Exercise:
Copy each line of the records below that has "data" in it.

Provided material:

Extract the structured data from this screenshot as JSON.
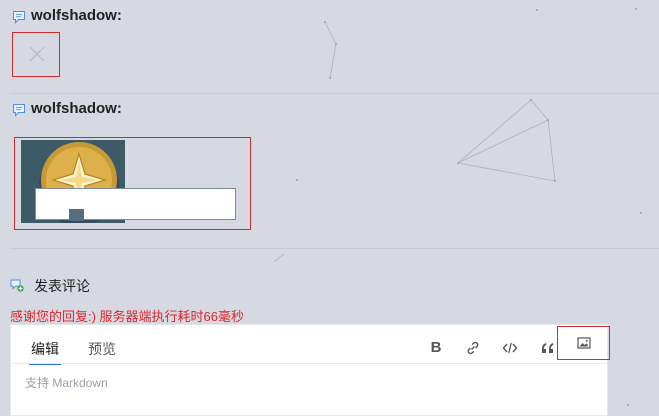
{
  "comments": [
    {
      "user": "wolfshadow:"
    },
    {
      "user": "wolfshadow:"
    }
  ],
  "icons": {
    "comment": "speech-bubble-icon",
    "broken_image": "broken-image-icon",
    "post_comment": "comment-add-icon",
    "bold": "bold-icon",
    "link": "link-icon",
    "code": "code-icon",
    "quote": "quote-icon",
    "image": "image-icon"
  },
  "post_comment": {
    "title": "发表评论"
  },
  "notice": "感谢您的回复:) 服务器端执行耗时66毫秒",
  "editor": {
    "tabs": [
      "编辑",
      "预览"
    ],
    "active_tab": "编辑",
    "bold_label": "B",
    "placeholder": "支持 Markdown"
  },
  "colors": {
    "background": "#d6d9e1",
    "notice": "#e0262b",
    "highlight_border": "#d12c2c",
    "active_tab": "#2b6fd6"
  }
}
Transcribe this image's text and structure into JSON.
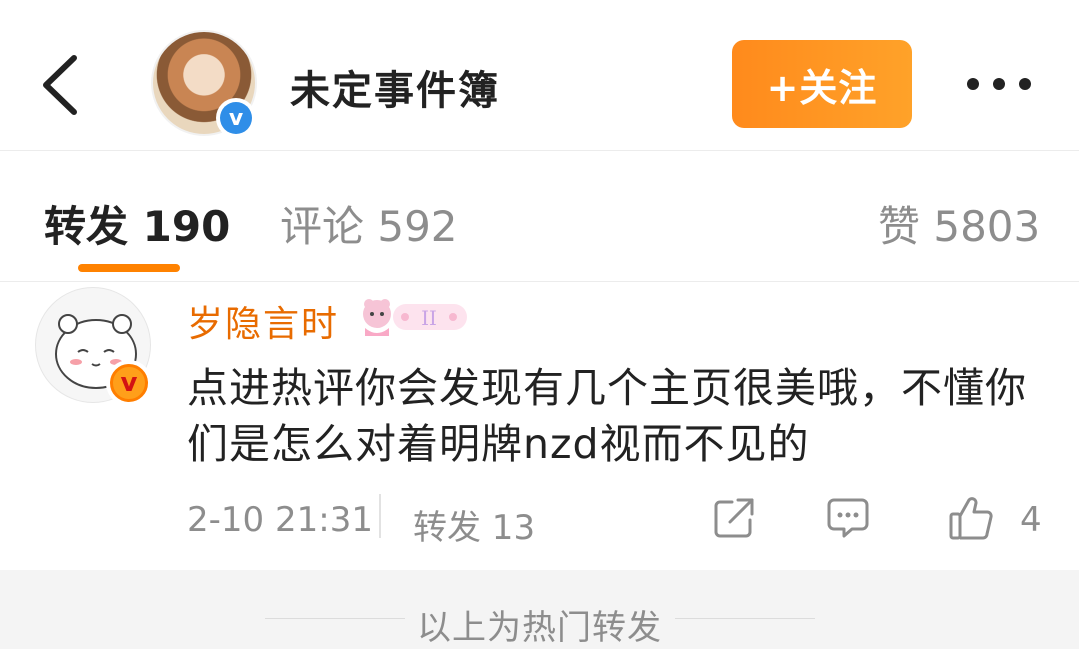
{
  "header": {
    "title": "未定事件簿",
    "follow_label": "+关注",
    "icons": {
      "back": "chevron-left-icon",
      "more": "more-dots-icon",
      "verified": "verified-blue-icon"
    },
    "verify_mark": "v"
  },
  "tabs": [
    {
      "label": "转发 190",
      "active": true
    },
    {
      "label": "评论 592",
      "active": false
    },
    {
      "label": "赞 5803",
      "active": false
    }
  ],
  "post": {
    "username": "岁隐言时",
    "verify_mark": "v",
    "text": "点进热评你会发现有几个主页很美哦，不懂你们是怎么对着明牌nzd视而不见的",
    "time": "2-10 21:31",
    "repost_label": "转发 13",
    "like_count": "4",
    "icons": {
      "share": "share-icon",
      "comment": "comment-icon",
      "like": "thumbs-up-icon",
      "badge": "member-badge-icon"
    }
  },
  "footer": {
    "text": "以上为热门转发"
  },
  "colors": {
    "accent": "#ff8200",
    "username": "#e86b00",
    "follow_bg": "#ff9a22",
    "muted": "#8d8d8d"
  }
}
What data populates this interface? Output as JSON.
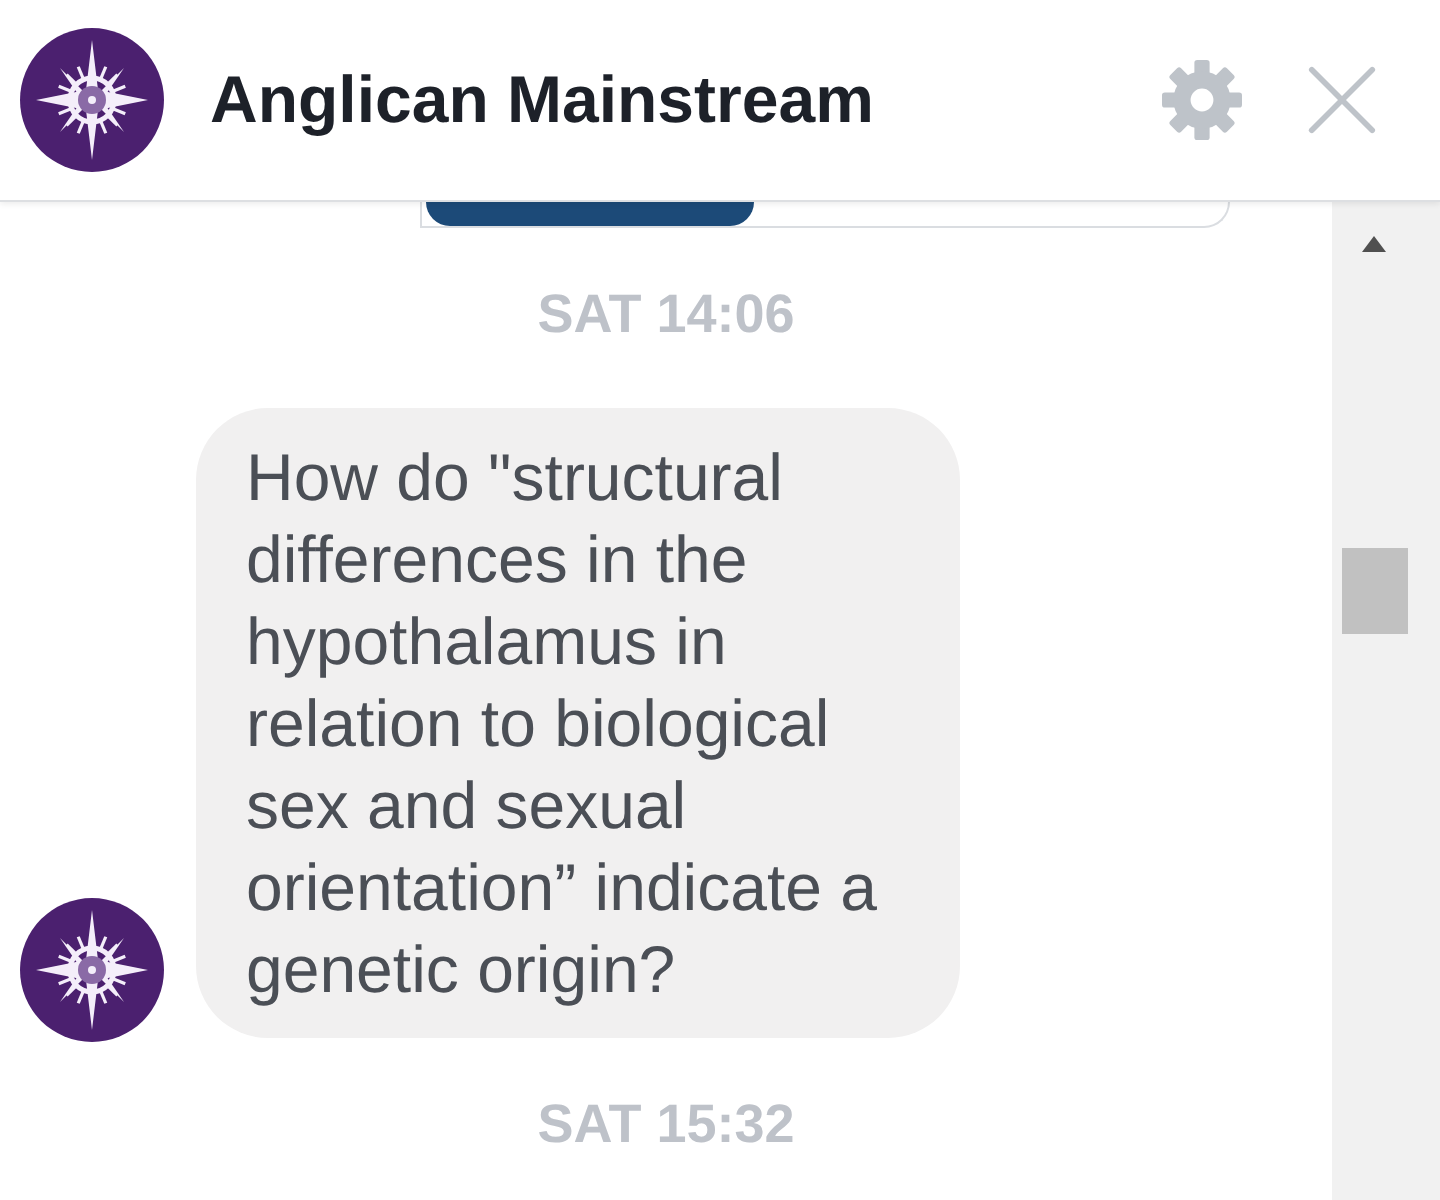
{
  "header": {
    "title": "Anglican Mainstream"
  },
  "thread": [
    {
      "kind": "card_cutoff"
    },
    {
      "kind": "timestamp",
      "text": "SAT 14:06"
    },
    {
      "kind": "message",
      "text": "How do \"structural differences in the hypothalamus in relation to biological sex and sexual orientation” indicate a genetic origin?"
    },
    {
      "kind": "timestamp",
      "text": "SAT 15:32"
    }
  ]
}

Exercise solution:
Extract the structured data from this screenshot as JSON.
What data populates this interface? Output as JSON.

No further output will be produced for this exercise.